BROWNSVILLE, Tex. — Elihever Munguia, illegal alien, knew the risk when she pondered whether to apply for amnesty under the new U.S. immigration law.
The law seemed tailor-made for people like her.
She has lived in the United States continuously since Jan. 1, 1982, as the law requires, has a steady job, pays her taxes and sends her children to school.
The new law recognizes that thousands of such undocumented aliens, perhaps millions, are scattered across the United States. The law says, in effect, that the past is forgotten, come take a first step toward citizenship. And Munguia clearly passes every qualifying test.
But down the road, in her case, there appears to loom a Catch-22.
What About the Children?
Would accepting the once-in-a-lifetime invitation also drop a legal curtain between this mother and three of her four children, who just as clearly do not qualify because they have not lived with her continuously the required five years?
"My lawyer," Munguia said, "advised me to apply, so I did. We will worry about the future in the future. \o7 Que sera sera.\f7 "
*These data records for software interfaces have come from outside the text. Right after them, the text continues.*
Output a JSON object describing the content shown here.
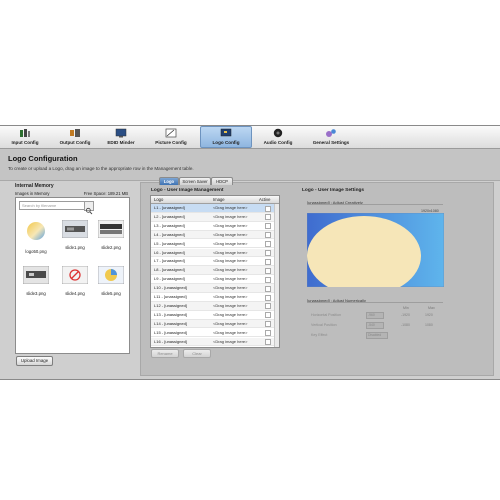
{
  "toolbar": {
    "items": [
      {
        "label": "Input Config",
        "icon": "input-config-icon"
      },
      {
        "label": "Output Config",
        "icon": "output-config-icon"
      },
      {
        "label": "EDID Minder",
        "icon": "edid-minder-icon"
      },
      {
        "label": "Picture Config",
        "icon": "picture-config-icon"
      },
      {
        "label": "Logo Config",
        "icon": "logo-config-icon"
      },
      {
        "label": "Audio Config",
        "icon": "audio-config-icon"
      },
      {
        "label": "General Settings",
        "icon": "general-settings-icon"
      }
    ],
    "active": "Logo Config"
  },
  "page": {
    "title": "Logo Configuration",
    "description": "To create or upload a Logo, drag an image to the appropriate row in the Management table."
  },
  "memory": {
    "title": "Internal Memory",
    "subtitle": "Images in Memory",
    "free_space": "Free Space: 189.21 MB",
    "search_placeholder": "Search by filename",
    "images": [
      {
        "name": "logo50.png"
      },
      {
        "name": "slide1.png"
      },
      {
        "name": "slide2.png"
      },
      {
        "name": "slide3.png"
      },
      {
        "name": "slide4.png"
      },
      {
        "name": "slide5.png"
      }
    ],
    "upload_label": "Upload Image"
  },
  "tabs": [
    {
      "label": "Logo",
      "active": true
    },
    {
      "label": "Screen Saver",
      "active": false
    },
    {
      "label": "HDCP",
      "active": false
    }
  ],
  "management": {
    "title": "Logo - User Image Management",
    "columns": [
      "Logo",
      "Image",
      "Active"
    ],
    "rows": [
      {
        "logo": "L1  -  [unassigned]",
        "image": "<Drag image here>"
      },
      {
        "logo": "L2  -  [unassigned]",
        "image": "<Drag image here>"
      },
      {
        "logo": "L3  -  [unassigned]",
        "image": "<Drag image here>"
      },
      {
        "logo": "L4  -  [unassigned]",
        "image": "<Drag image here>"
      },
      {
        "logo": "L5  -  [unassigned]",
        "image": "<Drag image here>"
      },
      {
        "logo": "L6  -  [unassigned]",
        "image": "<Drag image here>"
      },
      {
        "logo": "L7  -  [unassigned]",
        "image": "<Drag image here>"
      },
      {
        "logo": "L8  -  [unassigned]",
        "image": "<Drag image here>"
      },
      {
        "logo": "L9  -  [unassigned]",
        "image": "<Drag image here>"
      },
      {
        "logo": "L10  -  [unassigned]",
        "image": "<Drag image here>"
      },
      {
        "logo": "L11  -  [unassigned]",
        "image": "<Drag image here>"
      },
      {
        "logo": "L12  -  [unassigned]",
        "image": "<Drag image here>"
      },
      {
        "logo": "L13  -  [unassigned]",
        "image": "<Drag image here>"
      },
      {
        "logo": "L14  -  [unassigned]",
        "image": "<Drag image here>"
      },
      {
        "logo": "L15  -  [unassigned]",
        "image": "<Drag image here>"
      },
      {
        "logo": "L16  -  [unassigned]",
        "image": "<Drag image here>"
      }
    ],
    "buttons": [
      "Rename",
      "Clear"
    ]
  },
  "settings": {
    "title": "Logo - User Image Settings",
    "section1": "[unassigned] : Adjust Creatively",
    "resolution": "1920x1080",
    "section2": "[unassigned] : Adjust Numerically",
    "col_headers": [
      "Min",
      "Max"
    ],
    "fields": [
      {
        "label": "Horizontal Position",
        "value": "-960",
        "min": "-1920",
        "max": "1920"
      },
      {
        "label": "Vertical Position",
        "value": "-540",
        "min": "-1080",
        "max": "1080"
      },
      {
        "label": "Key Effect",
        "value": "Disabled",
        "min": "",
        "max": ""
      }
    ]
  },
  "colors": {
    "accent": "#3f73b4",
    "preview_bg": "#4c7fd4",
    "preview_shape": "#f6e6b8"
  }
}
Her predicament is commonplace among families of Mexican descent, who represent the vast majority along the 1,900-mile southern border. For generations, many have considered the border less a national barrier than a local inconvenience.
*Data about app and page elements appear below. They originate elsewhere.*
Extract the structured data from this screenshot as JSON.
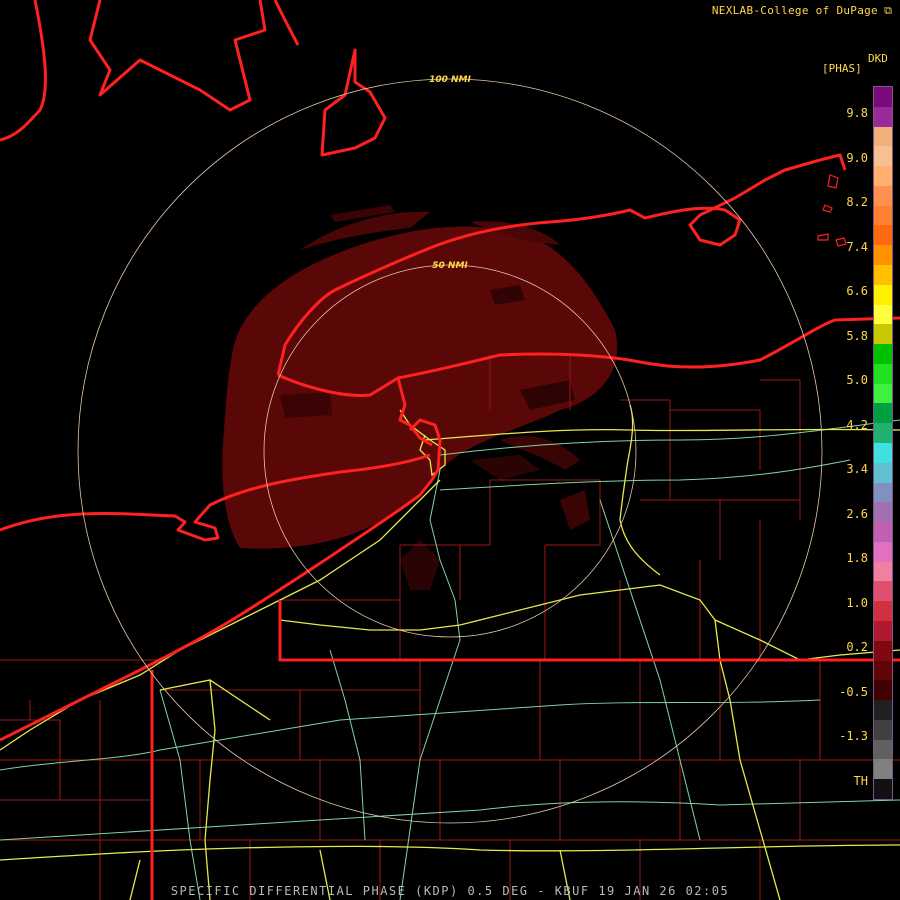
{
  "credit": "NEXLAB-College of DuPage",
  "credit_icon": "external-link-icon",
  "product_code": "DKD",
  "unit": "[PHAS]",
  "footer": "SPECIFIC DIFFERENTIAL PHASE (KDP) 0.5 DEG - KBUF 19 JAN 26 02:05",
  "range_rings": [
    "100 NMI",
    "50 NMI"
  ],
  "scale_ticks": [
    "9.8",
    "9.0",
    "8.2",
    "7.4",
    "6.6",
    "5.8",
    "5.0",
    "4.2",
    "3.4",
    "2.6",
    "1.8",
    "1.0",
    "0.2",
    "-0.5",
    "-1.3",
    "TH"
  ],
  "colors": {
    "background": "#000000",
    "echo": "#5a0708",
    "state_borders": "#ff2020",
    "county_lines": "#9a1616",
    "highways": "#e8e84a",
    "roads": "#7fd6a0",
    "range_rings": "#e8c8a8",
    "text": "#ffd84a"
  },
  "color_scale": [
    "#7a0a7a",
    "#9a2a9a",
    "#f0b07a",
    "#f8c090",
    "#ffb070",
    "#ff9050",
    "#ff8030",
    "#ff6810",
    "#ff9000",
    "#ffc000",
    "#fff000",
    "#ffff40",
    "#c8c800",
    "#00c000",
    "#20e020",
    "#40f040",
    "#00a040",
    "#20b070",
    "#40e0e0",
    "#60c0d0",
    "#8090c0",
    "#a070b0",
    "#c060b0",
    "#e070c0",
    "#f080a0",
    "#e05070",
    "#d03040",
    "#b01830",
    "#800810",
    "#600408",
    "#400204",
    "#202020",
    "#404040",
    "#606060",
    "#808080",
    "#111111"
  ]
}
After all, the culture and even the predominant language are the same on both sides and the flow back and forth a routine of daily life. At the busiest border crossing, between San Ysidro, Calif., and Tijuana, an estimated 50,000 make the daily commute legally.
Number Is Unclear
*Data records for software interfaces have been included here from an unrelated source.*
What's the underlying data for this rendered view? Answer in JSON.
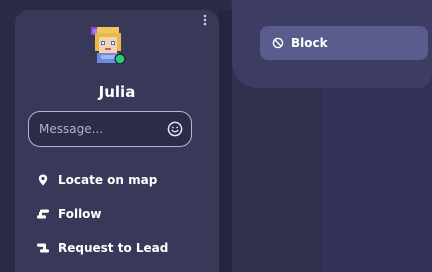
{
  "profile": {
    "name": "Julia",
    "avatar_icon": "pixel-avatar-icon",
    "status_color": "#2ecc71"
  },
  "message": {
    "placeholder": "Message...",
    "emoji_icon": "smiley-icon"
  },
  "actions": [
    {
      "label": "Locate on map",
      "icon": "map-pin-icon"
    },
    {
      "label": "Follow",
      "icon": "follow-icon"
    },
    {
      "label": "Request to Lead",
      "icon": "lead-icon"
    }
  ],
  "menu": {
    "block_label": "Block",
    "block_icon": "block-icon"
  },
  "colors": {
    "background": "#2b2b47",
    "panel": "#383859",
    "menu": "#3d3d63",
    "block_button": "#5a5c8c",
    "input_border": "#b3b5d8"
  }
}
How many cross illegally is anybody's guess. Even since the new law took effect, passed mainly to stem the flow, some Mexicans apparently believe that getting to America is still worth even the risk of perishing in a boxcar in the desert.
Munguia's risk is nothing so dire. At worst, she might have to forgo American citizenship, so generously proffered, and live in Mexico in order to raise her children.
Three of her children were born in Mexico, just across the Rio Grande River. The fourth was born in the United States and therefore is a U.S. citizen.
How things wound up this way is a classic example of life on the border. It is also one reason why applicants for amnesty are far fewer than expected along the border, where perhaps the greatest concentration of illegal aliens reside.
It's Like Informing
The amnesty application requires listing the names and whereabouts of all the applicant's relatives. To many, that's an unheard-of involvement with \o7 la migra\f7 , as the Immigration and Naturalization Service is known, viewed as informing on your own.
Munguia is a tiny woman of 37 with a small voice and eyes like a frightened fawn. She speaks no English, which is less a handicap than speaking no Spanish, or, in border argot, Spanglish.
She was the third of nine children born in a three-bedroom farmhouse in Valle Hermosa, Mexico, about an hour's drive across the Rio Grande from Brownsville, Tex. Her pride is that she went through the ninth grade in school--three grades beyond the usual for her peers--which her parents provided for at some sacrifice.
In 1965, her older sister, Rosa, took a day trip to Brownsville to celebrate Charro Days, an annual border festival. While buying a soft drink, Rosa was offered a job by the grocer, who needed a clerk and cleaning lady. He had a room for her in back of the store. She still works there.
The following year a great storm off the Gulf of Mexico wiped out the Munguias' farm crop.
Time to Go North
It was decided that Elihever would join Rosa in the United States and help out by sending money home as Rosa had been doing. Rosa found her sister a job selling popcorn at the Victoria Theater for $12 a week. The grocer agreed that she could live with Rosa.
So Elihever, at 16, gathered up her birth certificate, a letter from her parents and her school records, took a bus to the bridge at the border and presented her documents to the U.S. immigration officer.
Satisfied that the girl lived in Mexico and likely would return there, the officer issued a local pass allowing a 72-hour visit to America. The time limit is widely ignored, and often, as in Munguia's case, permanently ignored.
The sisters made frequent trips home to Mexico. Munguia once stayed for six months, when her mother was ill. Each time they could return to America on their local passes, but after the 72-hour passes become illegal, they were prey for \o7 la migra.\f7
Man in the Picture
As time passed, Munguia fell in love. Her father disapproved of the man, however, and refused to allow a marriage. He did not object to their living together.
As it happened, the man, Andres Garcia, was an American citizen by birth; his father was an American, his mother a Mexican. Nonetheless, the couple chose to make their home in Matamoros, the Mexican city across the bridge from Brownsville. That was not unusual; many Mexican-Americans, or American-Mexicans, live in Mexico by choice.